The steps below cover entering the function using the dialog box into cell C2.

  1. Click on cell C2 to make it the active cell.
  2. Click on the Formulas tab.
  3. Choose Text Functions from the ribbon to open the function drop-down list.
  4. Click on CONCATENATE in the list to bring up the function's dialog box.
  5. Click on line Text 1 in the dialog box.
  6. Click on cell A4 in the worksheet to enter that cell reference into the dialog box.
  7. Click on line Text 2 in the dialog box.
  8. Press the Space Bar on the keyboard to add a space to line Text 2. Excel adds double quotation marks around the space.
  9. Click on line Text 3 in the dialog box.
  10. Click on cell B4 in the worksheet to enter that cell reference into the dialog box.
  11. Click OK to close the dialog box and return to the worksheet.

The concatenated name Mary Jones appears in cell C4.

When you click on cell C4, the complete function appears in the formula bar above the worksheet.

=CONCATENATE(A4," ",B4)

Displaying the Ampersand in Concatenated Text

Screenshot of Excel showing use of Concatenate Function with ampersands.

There are times where the ampersand character is used in place of the word and, such as in company names as shown in row six of the example image.

To display the ampersand as a text character rather than have it act as the concatenation operator, you surround it in double quotation marks like other text characters, as shown in the formula in cell D6.

It should be noted that in this example, spaces are present on either side of the ampersand to separate that character from the words on either side. To achieve this result, you enter space characters on either side of the ampersand inside the double quotation marks in this fashion: " & ".

Similarly, if a concatenation formula that uses the ampersand as the concatenation operator is used, the space characters and the ampersand surrounded by double quotes must also be included to have it appear as text in the formula results.

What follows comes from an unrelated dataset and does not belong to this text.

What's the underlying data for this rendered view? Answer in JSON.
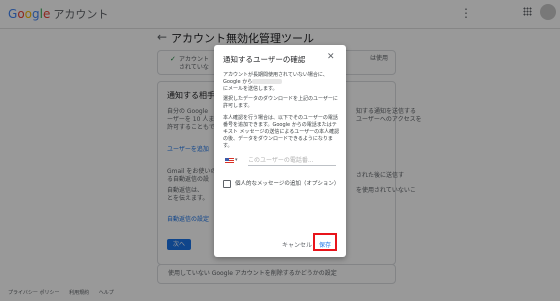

=A6 & " & " & B6 

For example, the formula in cell D6 could be replaced with the above formula to achieve the same results.